Stereotactic radiotherapy can also be given in one session of high-dose treatment. This is called stereotactic radiosurgery (or sometimes gamma knife treatment). This treatment is often used to treat smaller tumours. Despite the name, stereotactic radiosurgery doesn’t involve any surgery.

Radiotherapy for acoustic neuroma has a lower risk of permanent side effects, such as hearing loss and nerve damage, than surgery. But some people may still have some hearing loss and occasionally some damage to the nerves that affect the face.

Rarely, some people will need further treatment in the future because the acoustic neuroma starts growing again.

Surgery

Surgery is likely to have more side effects than stereotactic radiotherapy or radiosurgery. So it’s usually only used to remove larger tumours.

Your surgeon will explain what it involves and the possible complications and risks. The operation is done through the skull. Sometimes the surgeon leaves a tiny part of the tumour to try to avoid damaging the facial nerve. This can be treated with stereotactic radiosurgery if needed.

Surgery will usually cause hearing loss in the affected ear.
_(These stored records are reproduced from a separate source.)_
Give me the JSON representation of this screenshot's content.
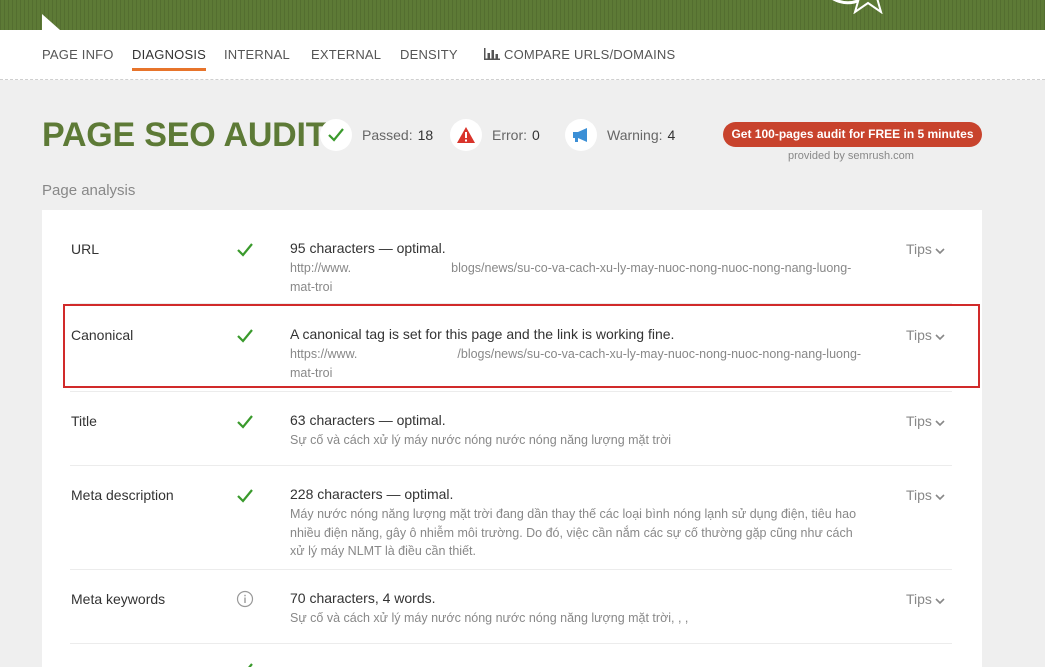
{
  "colors": {
    "brand_green": "#5d7a36",
    "accent_orange": "#e7742b",
    "cta_red": "#c8432d",
    "pass_green": "#3a9a2c",
    "error_red": "#d9342b",
    "warning_blue": "#3b8fd6"
  },
  "nav": {
    "items": [
      {
        "label": "PAGE INFO"
      },
      {
        "label": "DIAGNOSIS"
      },
      {
        "label": "INTERNAL"
      },
      {
        "label": "EXTERNAL"
      },
      {
        "label": "DENSITY"
      },
      {
        "label": "COMPARE URLS/DOMAINS",
        "icon": "bar-chart-icon"
      }
    ],
    "active": "DIAGNOSIS"
  },
  "header": {
    "title": "PAGE SEO AUDIT",
    "passed_label": "Passed:",
    "passed_count": "18",
    "error_label": "Error:",
    "error_count": "0",
    "warning_label": "Warning:",
    "warning_count": "4",
    "cta_label": "Get 100-pages audit for FREE in 5 minutes",
    "provided_by": "provided by  semrush.com"
  },
  "analysis": {
    "section_label": "Page analysis",
    "tips_label": "Tips",
    "rows": [
      {
        "label": "URL",
        "status": "check-icon",
        "message": "95 characters — optimal.",
        "detail_prefix": "http://www.",
        "detail_suffix": "blogs/news/su-co-va-cach-xu-ly-may-nuoc-nong-nuoc-nong-nang-luong-mat-troi"
      },
      {
        "label": "Canonical",
        "status": "check-icon",
        "message": "A canonical tag is set for this page and the link is working fine.",
        "detail_prefix": "https://www.",
        "detail_suffix": "/blogs/news/su-co-va-cach-xu-ly-may-nuoc-nong-nuoc-nong-nang-luong-mat-troi"
      },
      {
        "label": "Title",
        "status": "check-icon",
        "message": "63 characters — optimal.",
        "detail": "Sự cố và cách xử lý máy nước nóng nước nóng năng lượng mặt trời"
      },
      {
        "label": "Meta description",
        "status": "check-icon",
        "message": "228 characters — optimal.",
        "detail": "Máy nước nóng năng lượng mặt trời đang dần thay thế các loại bình nóng lạnh sử dụng điện, tiêu hao nhiều điện năng, gây ô nhiễm môi trường. Do đó, việc cần nắm các sự cố thường gặp cũng như cách xử lý máy NLMT là điều cần thiết."
      },
      {
        "label": "Meta keywords",
        "status": "info-icon",
        "message": "70 characters, 4 words.",
        "detail": "Sự cố và cách xử lý máy nước nóng nước nóng năng lượng mặt trời, , ,"
      }
    ]
  }
}
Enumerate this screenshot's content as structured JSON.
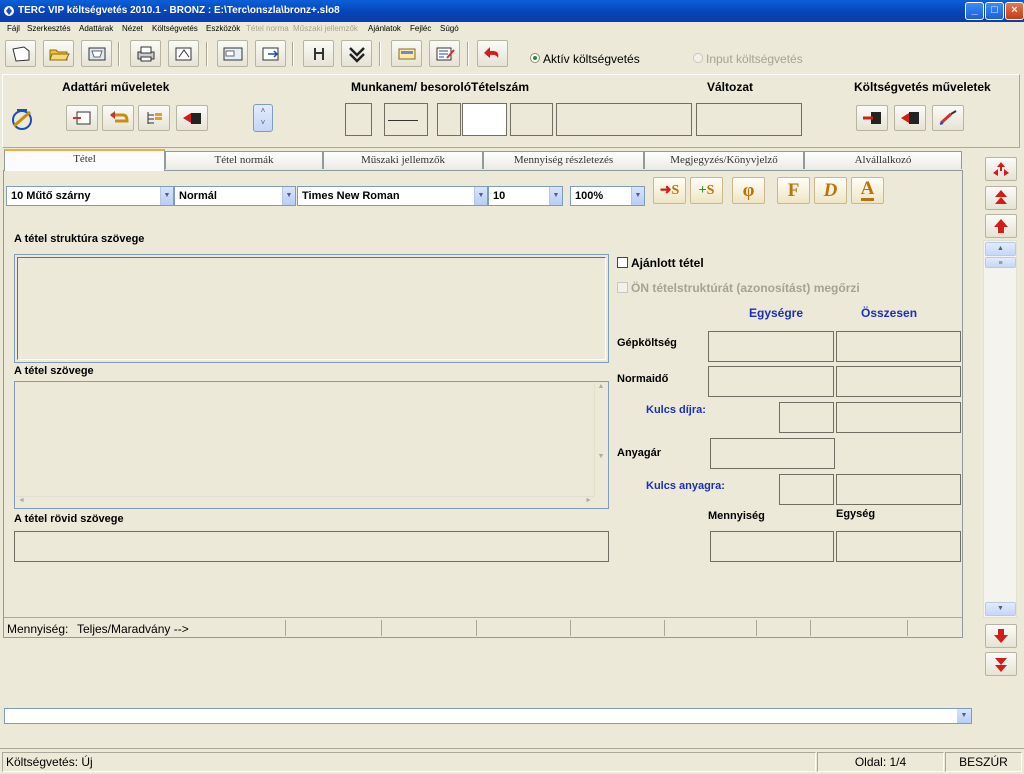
{
  "window": {
    "title": "TERC VIP költségvetés 2010.1 - BRONZ :  E:\\Terc\\onszla\\bronz+.slo8",
    "minimize": "_",
    "maximize": "□",
    "close": "×"
  },
  "menu": [
    {
      "label": "Fájl",
      "enabled": true
    },
    {
      "label": "Szerkesztés",
      "enabled": true
    },
    {
      "label": "Adattárak",
      "enabled": true
    },
    {
      "label": "Nézet",
      "enabled": true
    },
    {
      "label": "Költségvetés",
      "enabled": true
    },
    {
      "label": "Eszközök",
      "enabled": true
    },
    {
      "label": "Tétel norma",
      "enabled": false
    },
    {
      "label": "Műszaki jellemzők",
      "enabled": false
    },
    {
      "label": "Ajánlatok",
      "enabled": true
    },
    {
      "label": "Fejléc",
      "enabled": true
    },
    {
      "label": "Súgó",
      "enabled": true
    }
  ],
  "mode": {
    "active_label": "Aktív költségvetés",
    "input_label": "Input költségvetés"
  },
  "header": {
    "adattari_label": "Adattári műveletek",
    "munkanem_label": "Munkanem/ besoroló",
    "tetelszam_label": "Tételszám",
    "valtozat_label": "Változat",
    "koltsegvetes_ops_label": "Költségvetés műveletek"
  },
  "tabs": [
    {
      "label": "Tétel",
      "active": true
    },
    {
      "label": "Tétel normák",
      "active": false
    },
    {
      "label": "Műszaki jellemzők",
      "active": false
    },
    {
      "label": "Mennyiség részletezés",
      "active": false
    },
    {
      "label": "Megjegyzés/Könyvjelző",
      "active": false
    },
    {
      "label": "Alvállalkozó",
      "active": false
    }
  ],
  "format": {
    "style_value": "10 Műtő szárny",
    "paragraph_value": "Normál",
    "font_value": "Times New Roman",
    "size_value": "10",
    "zoom_value": "100%",
    "btn_f": "F",
    "btn_d": "D",
    "btn_a": "A",
    "btn_phi": "φ",
    "btn_s1": "S",
    "btn_s2": "S"
  },
  "tetel": {
    "struktura_label": "A tétel struktúra szövege",
    "szoveg_label": "A tétel szövege",
    "rovid_label": "A tétel rövid szövege",
    "ajanlott_label": "Ajánlott tétel",
    "on_label": "ÖN tételstruktúrát (azonosítást) megőrzi",
    "egysegre_label": "Egységre",
    "osszesen_label": "Összesen",
    "gepkoltseg_label": "Gépköltség",
    "normaido_label": "Normaidő",
    "kulcs_dijra_label": "Kulcs díjra:",
    "anyagar_label": "Anyagár",
    "kulcs_anyagra_label": "Kulcs anyagra:",
    "mennyiseg_label": "Mennyiség",
    "egyseg_label": "Egység"
  },
  "quantity_row": {
    "label": "Mennyiség:",
    "value": "Teljes/Maradvány -->"
  },
  "statusbar": {
    "koltsegvetes": "Költségvetés: Új",
    "oldal": "Oldal: 1/4",
    "mode": "BESZÚR"
  }
}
Your surgeon may talk to you about being fitted with a special type of hearing aid, which diverts sounds from the affected ear to your other ear. You will usually see a hearing specialist for expert help and advice.

Doctors may delay surgery, if possible, in people who have large tumours of both acoustic nerves, because of the risk of total hearing loss. You will have MRI scans to monitor the tumours. Occasionally, they operate on one side first. If you can hear with this ear after surgery, they will then operate on the other side. If hearing is lost during the first operation, it may be possible to delay surgery on the second tumour, or to use radiotherapy.

Sometimes, surgery damages the facial nerve. This can cause drooping (palsy) of one side of the face, which is sometimes permanent. It can affect actions like chewing and blinking. A physiotherapist will show you exercises and massage that you can do to help improve this. Some people also get a dry eye. Eye drops will help with this. If necessary, your doctor can refer you to an eye specialist. The British Acoustic Neuroma Association has more information.


Driving

You may not be allowed to drive for a period of time. Although this can be upsetting, it’s important to follow the advice you are given.

You will need to contact the Drivers and Vehicle Licensing Association (DVLA) if you live in England, Scotland or Wales. If you live in Northern Ireland you will need to contact the Driver and Vehicle Agency (DVA). They will advise you of any restrictions on your right to drive:

  • The Drivers and Vehicle Licensing Agency (DVLA) has information about driving with a medical condition if you live in England, Scotland or Wales. Visit GOV.UK or call 0300 790 6806.
  • The Driver and Vehicle Agency (DVA) has information about driving with a medical condition if you live in Northern Ireland. Visit nidirect or call 0845 4024 000.

If you’re not sure what you should do, check with your cancer doctor or specialist nurse. They will explain things to you.


Follow-up for acoustic neuromas

After your treatment has finished, you’ll have regular check-ups, tests and scans. These appointments are a good opportunity to discuss with your doctor about any worries or problems you have.

Many people find they get very anxious before appointments. This is natural. It may help to get support from family, friends or the specialist organisations listed below.

British Acoustic Neuroma Association

The British Acoustic Neuroma Association gives information and support for people with acoustic neuroma. It has a network of local branches throughout the UK.

The Neuro Foundation

The Neuro Foundation offers information and advice about neurofibromatosis.